Donnerstag, 2. Dezember 2010

Three recent papers on chroniosuchians

Buchwitz M, Voigt S. 2010. Peculiar carapace structure of a Triassic chroniosuchian implies evolutionary shift in trunk flexibility. Journal of Vertebrate Paleontology 30: 1697-1708. [Link]

Schoch RR, Voigt S, Buchwitz M. 2010. A chroniosuchid from the Triassic of Kyrgyzstan and analysis of chroniosuchian relationships. Zoological Journal of the Linnaean Society 160: 515-530. [Link]

Klembara J, Clack J, Čerňanský A. 2010. The anatomy of palate of Chroniosaurus dongusensis (Chroniosuchia, Chroniosuchidae) from the Upper Permian of Russia. Palaeontology 53: 1147-1153. [Link]

The redescription of the Chroniosaurus dongusensis palate by Klembara and colleagues adds further data to the morphological dataset provided by Clack and Klembara (2009) in their revision of C. dongusensis on the basis of a new specimen (which is the most complete of any yet known chroniosuchian). According to the updated phylogenetic analysis from the 2010 paper Chroniosaurus as the only included chroniosuchian taxon formed the sister group of embolomeres.

Schoch and colleagues (me included) describe Madygenerpeton pustulatus, a new species of chroniosuchians from the Middle to Late Triassic of Central Asia with a highly derived skull morphology and a carapace that was chroniosuchid-like in many aspects. The find shows that one lineage of chroniosuchids survived the Permian-Triassic boundary (by 20 or so million years).

The authors discuss characteristics uniting chroniosuchians with "higher reptiliomorphs" and unlike the approach of Klembara and colleagues their cladistic analysis, which includes five chroniosuchian taxa, results in a position of chroniosuchians somewhat closer to amniotes than to embolomeres. Chroniosaurus comes out as the closest relative of Madygenerpeton (both share the characteristic ornamentation of the skull and osteoderms besides other features).
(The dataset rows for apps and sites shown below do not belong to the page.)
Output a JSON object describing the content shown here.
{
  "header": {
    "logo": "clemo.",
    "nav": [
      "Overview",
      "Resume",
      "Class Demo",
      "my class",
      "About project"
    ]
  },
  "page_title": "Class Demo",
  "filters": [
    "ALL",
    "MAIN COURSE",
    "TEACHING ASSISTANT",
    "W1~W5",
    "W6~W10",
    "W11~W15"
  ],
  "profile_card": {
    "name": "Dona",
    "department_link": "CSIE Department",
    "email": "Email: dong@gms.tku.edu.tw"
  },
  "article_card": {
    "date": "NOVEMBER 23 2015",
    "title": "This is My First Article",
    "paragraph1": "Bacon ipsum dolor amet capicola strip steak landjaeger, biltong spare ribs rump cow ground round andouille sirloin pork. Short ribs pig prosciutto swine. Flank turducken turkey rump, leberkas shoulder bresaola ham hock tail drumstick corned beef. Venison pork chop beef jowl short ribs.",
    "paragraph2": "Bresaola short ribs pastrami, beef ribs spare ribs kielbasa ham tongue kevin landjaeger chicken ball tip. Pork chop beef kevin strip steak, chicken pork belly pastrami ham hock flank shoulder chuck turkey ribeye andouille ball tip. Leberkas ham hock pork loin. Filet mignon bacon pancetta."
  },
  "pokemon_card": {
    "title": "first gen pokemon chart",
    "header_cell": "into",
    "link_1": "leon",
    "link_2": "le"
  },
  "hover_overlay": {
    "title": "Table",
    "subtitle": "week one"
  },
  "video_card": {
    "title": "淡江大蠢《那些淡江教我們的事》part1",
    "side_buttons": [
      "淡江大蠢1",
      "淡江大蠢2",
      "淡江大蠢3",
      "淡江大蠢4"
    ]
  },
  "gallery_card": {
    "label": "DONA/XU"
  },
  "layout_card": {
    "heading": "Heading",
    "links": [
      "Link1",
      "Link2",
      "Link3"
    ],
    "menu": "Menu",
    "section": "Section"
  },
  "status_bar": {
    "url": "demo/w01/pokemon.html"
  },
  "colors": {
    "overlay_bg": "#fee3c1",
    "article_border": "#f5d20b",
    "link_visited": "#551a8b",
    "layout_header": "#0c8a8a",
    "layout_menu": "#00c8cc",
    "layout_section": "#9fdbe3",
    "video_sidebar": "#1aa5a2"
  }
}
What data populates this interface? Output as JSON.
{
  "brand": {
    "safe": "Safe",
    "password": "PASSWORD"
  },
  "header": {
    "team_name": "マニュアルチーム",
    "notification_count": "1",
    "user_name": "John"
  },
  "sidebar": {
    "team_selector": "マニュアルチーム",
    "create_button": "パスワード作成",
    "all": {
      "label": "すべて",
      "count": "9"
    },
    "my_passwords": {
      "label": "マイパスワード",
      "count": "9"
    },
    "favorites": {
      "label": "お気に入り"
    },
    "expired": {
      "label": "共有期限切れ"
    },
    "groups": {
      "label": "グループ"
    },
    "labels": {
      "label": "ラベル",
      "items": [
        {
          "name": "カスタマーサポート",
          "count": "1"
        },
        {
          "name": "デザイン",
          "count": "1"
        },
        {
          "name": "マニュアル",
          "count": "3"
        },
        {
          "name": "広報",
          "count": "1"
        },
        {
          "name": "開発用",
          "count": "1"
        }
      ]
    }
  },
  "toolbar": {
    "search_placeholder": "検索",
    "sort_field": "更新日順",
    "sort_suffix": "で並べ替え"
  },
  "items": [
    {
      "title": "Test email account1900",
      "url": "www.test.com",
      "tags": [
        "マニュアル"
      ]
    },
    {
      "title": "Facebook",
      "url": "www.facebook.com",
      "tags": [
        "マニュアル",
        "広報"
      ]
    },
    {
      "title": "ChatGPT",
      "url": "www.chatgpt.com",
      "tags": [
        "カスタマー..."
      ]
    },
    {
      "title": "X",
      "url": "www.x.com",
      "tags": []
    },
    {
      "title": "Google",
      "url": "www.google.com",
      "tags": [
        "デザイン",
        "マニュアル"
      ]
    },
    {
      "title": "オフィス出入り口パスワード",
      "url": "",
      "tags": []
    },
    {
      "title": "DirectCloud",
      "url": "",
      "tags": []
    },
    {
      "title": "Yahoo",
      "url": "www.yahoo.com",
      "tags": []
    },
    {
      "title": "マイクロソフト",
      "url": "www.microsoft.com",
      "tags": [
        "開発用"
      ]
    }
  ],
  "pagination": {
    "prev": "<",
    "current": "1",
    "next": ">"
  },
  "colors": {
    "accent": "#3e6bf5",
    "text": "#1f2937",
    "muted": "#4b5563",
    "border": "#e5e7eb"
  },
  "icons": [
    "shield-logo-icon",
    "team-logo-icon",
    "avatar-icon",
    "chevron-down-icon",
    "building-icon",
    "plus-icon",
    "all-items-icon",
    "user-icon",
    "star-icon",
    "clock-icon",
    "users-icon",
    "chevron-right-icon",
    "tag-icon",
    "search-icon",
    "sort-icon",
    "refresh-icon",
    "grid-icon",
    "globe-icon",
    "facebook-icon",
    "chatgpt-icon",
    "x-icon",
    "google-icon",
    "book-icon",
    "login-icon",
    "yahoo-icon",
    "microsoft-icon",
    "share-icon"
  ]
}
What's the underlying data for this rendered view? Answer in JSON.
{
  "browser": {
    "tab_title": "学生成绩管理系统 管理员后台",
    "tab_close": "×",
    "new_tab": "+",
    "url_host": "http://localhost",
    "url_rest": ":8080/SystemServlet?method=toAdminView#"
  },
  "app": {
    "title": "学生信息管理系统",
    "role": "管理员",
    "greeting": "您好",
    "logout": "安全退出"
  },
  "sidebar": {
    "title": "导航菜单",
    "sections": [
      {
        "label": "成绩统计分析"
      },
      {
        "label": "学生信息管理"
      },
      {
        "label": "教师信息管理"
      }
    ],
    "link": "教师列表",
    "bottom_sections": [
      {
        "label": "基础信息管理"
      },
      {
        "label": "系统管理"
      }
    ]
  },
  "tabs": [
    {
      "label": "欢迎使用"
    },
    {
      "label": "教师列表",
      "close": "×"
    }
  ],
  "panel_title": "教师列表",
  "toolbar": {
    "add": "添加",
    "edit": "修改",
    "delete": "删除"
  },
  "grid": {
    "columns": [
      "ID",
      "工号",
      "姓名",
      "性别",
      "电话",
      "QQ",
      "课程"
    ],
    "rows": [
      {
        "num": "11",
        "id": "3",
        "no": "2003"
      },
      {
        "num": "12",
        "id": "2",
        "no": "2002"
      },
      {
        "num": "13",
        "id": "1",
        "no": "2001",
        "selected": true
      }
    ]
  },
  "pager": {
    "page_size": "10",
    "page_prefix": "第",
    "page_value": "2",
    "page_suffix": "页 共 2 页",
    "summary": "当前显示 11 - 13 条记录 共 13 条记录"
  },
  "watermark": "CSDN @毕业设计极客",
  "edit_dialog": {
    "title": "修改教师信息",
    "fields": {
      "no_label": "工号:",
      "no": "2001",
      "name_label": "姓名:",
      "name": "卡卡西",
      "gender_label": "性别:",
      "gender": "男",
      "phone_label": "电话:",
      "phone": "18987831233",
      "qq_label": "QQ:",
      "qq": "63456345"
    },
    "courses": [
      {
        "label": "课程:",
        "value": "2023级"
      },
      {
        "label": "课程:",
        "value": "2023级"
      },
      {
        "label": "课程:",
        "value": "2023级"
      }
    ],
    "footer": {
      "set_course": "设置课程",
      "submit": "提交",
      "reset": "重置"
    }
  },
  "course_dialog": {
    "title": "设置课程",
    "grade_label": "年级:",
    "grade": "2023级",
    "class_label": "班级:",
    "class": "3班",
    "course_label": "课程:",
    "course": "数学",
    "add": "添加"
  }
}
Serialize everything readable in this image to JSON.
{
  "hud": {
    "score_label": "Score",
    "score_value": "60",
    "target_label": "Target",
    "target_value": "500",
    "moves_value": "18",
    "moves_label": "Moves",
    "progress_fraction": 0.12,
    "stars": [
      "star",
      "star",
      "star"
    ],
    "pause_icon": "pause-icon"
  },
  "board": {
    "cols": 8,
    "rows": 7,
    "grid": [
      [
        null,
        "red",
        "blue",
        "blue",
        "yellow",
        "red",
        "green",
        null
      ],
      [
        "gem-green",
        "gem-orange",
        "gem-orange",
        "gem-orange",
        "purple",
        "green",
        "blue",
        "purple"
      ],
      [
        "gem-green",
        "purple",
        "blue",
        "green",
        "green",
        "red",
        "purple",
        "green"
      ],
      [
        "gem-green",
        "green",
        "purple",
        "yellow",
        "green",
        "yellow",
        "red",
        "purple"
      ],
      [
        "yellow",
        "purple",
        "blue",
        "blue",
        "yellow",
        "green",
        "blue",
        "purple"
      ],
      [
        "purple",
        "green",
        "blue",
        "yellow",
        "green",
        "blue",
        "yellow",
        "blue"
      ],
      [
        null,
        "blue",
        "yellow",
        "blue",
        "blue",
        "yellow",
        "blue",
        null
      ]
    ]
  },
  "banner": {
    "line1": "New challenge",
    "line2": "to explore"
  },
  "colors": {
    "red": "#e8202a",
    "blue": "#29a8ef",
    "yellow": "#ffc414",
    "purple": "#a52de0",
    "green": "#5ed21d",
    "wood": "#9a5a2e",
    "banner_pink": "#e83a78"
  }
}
Buchwitz & Voigt consider the functionality of chroniosuchian carapaces, comparing them to archosaur osteoderm systems. They argue that chroniosuchian carapaces basically served terrestrial locomotion but that the higher lateral flexibility of the Madygenerpeton osteoderm system was linked to a secondary increase in undulation swimming capability.

Clack JA, Klembara J. 2009. An articulated specimen of Chroniosaurus dongusensis, and the morphology and relationships of the chroniosuchids. Special Papers in Palaeontology 81: 15-42. [Link]